One the female side, Claire Cleary is the primary portrayal of female emotion. She is shown as emotionally needy in some respects. Even though she is in a relationship, that relationship is not healthy, and she is not receiving the sort of attention or love that she wants. The entire premise behind the movie has to do with her desire to seek love outside of her relationship, a sign that she might not be the most emotionally stable person. Likewise, she is shown, at least at the original wedding, as being a woman who has the ability to display a deep range of meaningful emotions, but is reticent to do so, even in giving a speech for her sister. Gloria Cleary is painted as the infantile sister who is incapable of dealing responsibly in a mature way. She is prone to hissy fits, similar to Grey’s fits with Beckwith. Her entire visage can be contrasted with that of her sister, as she is foil to her sister’s evolved, yet needy emotional state.
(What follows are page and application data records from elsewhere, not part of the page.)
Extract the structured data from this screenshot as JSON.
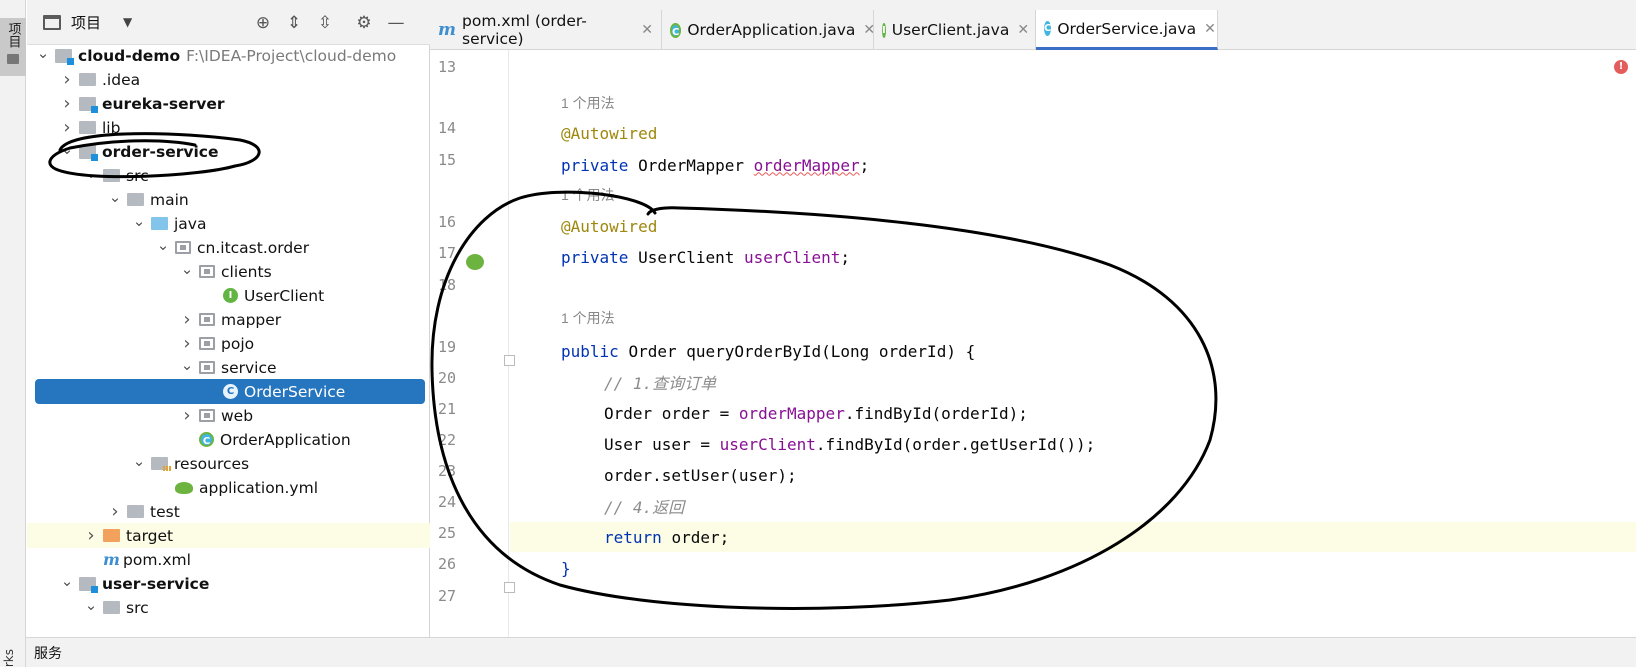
{
  "tool_strip": {
    "project_tab": "项目",
    "bottom_label": "rks"
  },
  "project_panel": {
    "title": "项目",
    "tree": [
      {
        "label": "cloud-demo",
        "path": "F:\\IDEA-Project\\cloud-demo",
        "bold": true,
        "expanded": true,
        "icon": "module-icon"
      },
      {
        "label": ".idea",
        "expanded": false,
        "icon": "folder-icon"
      },
      {
        "label": "eureka-server",
        "bold": true,
        "expanded": false,
        "icon": "module-icon"
      },
      {
        "label": "lib",
        "expanded": false,
        "icon": "folder-icon"
      },
      {
        "label": "order-service",
        "bold": true,
        "expanded": true,
        "icon": "module-icon"
      },
      {
        "label": "src",
        "expanded": true,
        "icon": "folder-icon"
      },
      {
        "label": "main",
        "expanded": true,
        "icon": "folder-icon"
      },
      {
        "label": "java",
        "expanded": true,
        "icon": "source-folder-icon"
      },
      {
        "label": "cn.itcast.order",
        "expanded": true,
        "icon": "package-icon"
      },
      {
        "label": "clients",
        "expanded": true,
        "icon": "package-icon"
      },
      {
        "label": "UserClient",
        "icon": "interface-icon"
      },
      {
        "label": "mapper",
        "expanded": false,
        "icon": "package-icon"
      },
      {
        "label": "pojo",
        "expanded": false,
        "icon": "package-icon"
      },
      {
        "label": "service",
        "expanded": true,
        "icon": "package-icon"
      },
      {
        "label": "OrderService",
        "icon": "class-icon",
        "selected": true
      },
      {
        "label": "web",
        "expanded": false,
        "icon": "package-icon"
      },
      {
        "label": "OrderApplication",
        "icon": "spring-class-icon"
      },
      {
        "label": "resources",
        "expanded": true,
        "icon": "resources-folder-icon"
      },
      {
        "label": "application.yml",
        "icon": "yml-icon"
      },
      {
        "label": "test",
        "expanded": false,
        "icon": "folder-icon"
      },
      {
        "label": "target",
        "expanded": false,
        "icon": "excluded-folder-icon"
      },
      {
        "label": "pom.xml",
        "icon": "maven-icon"
      },
      {
        "label": "user-service",
        "bold": true,
        "expanded": true,
        "icon": "module-icon"
      },
      {
        "label": "src",
        "expanded": true,
        "icon": "folder-icon"
      }
    ]
  },
  "tabs": [
    {
      "label": "pom.xml (order-service)",
      "icon": "maven-icon"
    },
    {
      "label": "OrderApplication.java",
      "icon": "spring-class-icon"
    },
    {
      "label": "UserClient.java",
      "icon": "interface-icon"
    },
    {
      "label": "OrderService.java",
      "icon": "class-icon",
      "active": true
    }
  ],
  "editor": {
    "line_numbers": [
      "13",
      "14",
      "15",
      "16",
      "17",
      "18",
      "19",
      "20",
      "21",
      "22",
      "23",
      "24",
      "25",
      "26",
      "27"
    ],
    "usage_hint": "1 个用法",
    "code": {
      "l14": "@Autowired",
      "l15a": "private ",
      "l15b": "OrderMapper ",
      "l15c": "orderMapper",
      "l15d": ";",
      "l16": "@Autowired",
      "l17a": "private ",
      "l17b": "UserClient ",
      "l17c": "userClient",
      "l17d": ";",
      "l19a": "public ",
      "l19b": "Order queryOrderById(Long orderId) {",
      "l20": "// 1.查询订单",
      "l21a": "Order order = ",
      "l21b": "orderMapper",
      "l21c": ".findById(orderId);",
      "l22a": "User user = ",
      "l22b": "userClient",
      "l22c": ".findById(order.getUserId());",
      "l23": "order.setUser(user);",
      "l24": "// 4.返回",
      "l25a": "return ",
      "l25b": "order;",
      "l26": "}"
    }
  },
  "statusbar": {
    "services_label": "服务"
  },
  "colors": {
    "keyword": "#0033b3",
    "annotation": "#9e880d",
    "field": "#871094",
    "comment": "#8c8c8c",
    "selection": "#2675bf",
    "current_line": "#fdfce4"
  }
}
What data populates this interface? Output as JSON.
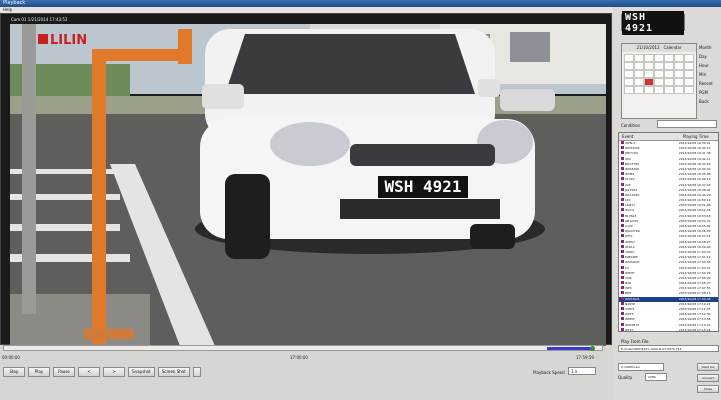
{
  "window": {
    "title": "Playback",
    "menu": "Help"
  },
  "video": {
    "header": "Cam 01  1/21/2014 17:43:52",
    "logo": "LILIN",
    "plate_text": "WSH 4921"
  },
  "timeline": {
    "progress": 0.985,
    "start": "00:00:00",
    "mid": "17:00:00",
    "end": "17:59:59"
  },
  "controls": {
    "stop": "Stop",
    "play": "Play",
    "pause": "Pause",
    "prev": "<",
    "next": ">",
    "snapshot": "Snapshot",
    "screen_shot": "Screen Shot",
    "speed_label": "Playback Speed",
    "speed_value": "1 x"
  },
  "plate_display": "WSH 4921",
  "calendar": {
    "date": "21/10/2013",
    "title": "Calendar",
    "selected_index": 23
  },
  "side_options": [
    "Month",
    "Day",
    "Hour",
    "Min",
    "Recent",
    "PGM",
    "Back"
  ],
  "condition_label": "Condition",
  "events": {
    "headers": [
      "Event",
      "Playing Time"
    ],
    "selected_index": 30,
    "rows": [
      {
        "event": "WPN-3",
        "time": "2013/10/08 16:39:01"
      },
      {
        "event": "WPH4292",
        "time": "2013/10/08 16:40:12"
      },
      {
        "event": "JHE7193",
        "time": "2013/10/08 16:41:38"
      },
      {
        "event": "VK2",
        "time": "2013/10/08 16:42:11"
      },
      {
        "event": "BHV3785",
        "time": "2013/10/08 16:43:50"
      },
      {
        "event": "WPA5490",
        "time": "2013/10/08 16:44:32"
      },
      {
        "event": "WYM2",
        "time": "2013/10/08 16:45:08"
      },
      {
        "event": "S1322",
        "time": "2013/10/08 16:46:19"
      },
      {
        "event": "225",
        "time": "2013/10/08 16:47:03"
      },
      {
        "event": "JPL7584",
        "time": "2013/10/08 16:48:41"
      },
      {
        "event": "WLC2030",
        "time": "2013/10/08 16:49:29"
      },
      {
        "event": "LKS",
        "time": "2013/10/08 16:50:14"
      },
      {
        "event": "L4M17",
        "time": "2013/10/08 16:51:06"
      },
      {
        "event": "WCT3",
        "time": "2013/10/08 16:52:44"
      },
      {
        "event": "BL7603",
        "time": "2013/10/08 16:53:18"
      },
      {
        "event": "AB12321",
        "time": "2013/10/08 16:54:31"
      },
      {
        "event": "C122",
        "time": "2013/10/08 16:55:02"
      },
      {
        "event": "WAA3790",
        "time": "2013/10/08 16:56:49"
      },
      {
        "event": "JHHV",
        "time": "2013/10/08 16:57:15"
      },
      {
        "event": "WWS7",
        "time": "2013/10/08 16:58:27"
      },
      {
        "event": "JWK12",
        "time": "2013/10/08 16:59:40"
      },
      {
        "event": "VWHV",
        "time": "2013/10/08 17:00:33"
      },
      {
        "event": "MM9485",
        "time": "2013/10/08 17:01:12"
      },
      {
        "event": "WSH4921",
        "time": "2013/10/08 17:02:45"
      },
      {
        "event": "C5",
        "time": "2013/10/08 17:03:51"
      },
      {
        "event": "WHM7",
        "time": "2013/10/08 17:04:26"
      },
      {
        "event": "CMS",
        "time": "2013/10/08 17:05:09"
      },
      {
        "event": "N26",
        "time": "2013/10/08 17:06:37"
      },
      {
        "event": "WPC",
        "time": "2013/10/08 17:07:54"
      },
      {
        "event": "BMT",
        "time": "2013/10/08 17:08:16"
      },
      {
        "event": "WSH4921",
        "time": "2013/10/08 17:09:48"
      },
      {
        "event": "N2938",
        "time": "2013/10/08 17:10:22"
      },
      {
        "event": "V3871",
        "time": "2013/10/08 17:11:05"
      },
      {
        "event": "WPT5",
        "time": "2013/10/08 17:12:39"
      },
      {
        "event": "WRM3",
        "time": "2013/10/08 17:13:58"
      },
      {
        "event": "WPA9576",
        "time": "2013/10/08 17:14:21"
      },
      {
        "event": "WF27",
        "time": "2013/10/08 17:15:44"
      },
      {
        "event": "C22",
        "time": "2013/10/08 17:16:07"
      }
    ]
  },
  "play_from_file_label": "Play From File",
  "play_from_file": "E:\\Video\\WSH4921-1200-N-03-0975.712",
  "path": "C:\\VIDEO.avi",
  "quality_label": "Quality",
  "quality_value": "AVML",
  "right_buttons": {
    "start": "Start Ins",
    "convert": "Convert",
    "close": "Close"
  }
}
Necessarily, in order to create contrast, filmmakers have to simplify characters, especially in comedies where deep character exploration is not the goal. While the characters, taken together, did provide a full picture of what male and female emotion tends to look like, the individual characters themselves left something to be desired. There exists no emotionally stable woman in the film, which is something of a disservice. Even mother Cleary is shown as being somewhat unstable, as she seeks lust outside of her marriage to Secretary Cleary. The depictions of male emotion are somewhat more representative. The film did a good job of showing the different places where males can fall on the spectrum, from emotionally mature to shows of masculinity to something in-between with Grey. Likewise, the male characters were less monolithic and more prone to change than the female characters. While this probably was a disservice to the female characters, it was more representative of the human emotional experience.
The psychology suggests that while there are very few differences in emotion between men and women, societal rules puts constraints on how those emotions can be expressed. Women are more likely to be attentive to the cognitive cues of their environment, and this was depicted in the film. Much of the emotional struggle for Claire is environmental. Likewise, men are said to be more attentive to the physiological cues associated with their own individual arousal. Jeremy Grey, who gets himself into a difficult situation despite the consequences, is mostly responding to his own physiological needs. In addition, the film provides a perfect example of how societal constraints can change the way emotions are displayed. Take, for example, the case of Sack Lodge punching Beckwith in a show of masculine anger. This is appropriate for a male in the situation, but it would be inappropriate for a woman to display that sort of anger according to society’s arbitrary rules. Women, it seems, are expected to be “softer” in emotional tone. There is, however, one break from this norm, as the older grandmother has no problem showing highly inappropriate emotions, including firing guns at people and making reckless comments. She operates outside of the bounds of gendered emotional expectations, however, given her advanced age.
Ultimately, this film, given its popularity, has the ability to shape the views of its viewers on issues of gender and emotion. Films like this could influence, more than anything else, the societal expectations on how emotions are to be shared by men and women. Ultimately, people are constrained by the rules and constructs that society puts into place. Those roles are shaped in large part by popular media, and when movies like Wedding Crashers bluntly assert that one set of emotional responses is proper for women and another set is proper for men, society will tend to run with that. To the more evolved viewer, these movies could serve as an opportunity to critically analyze the way society treats gendered emotion, and these films could be a launching point for societal critique on our current expectations.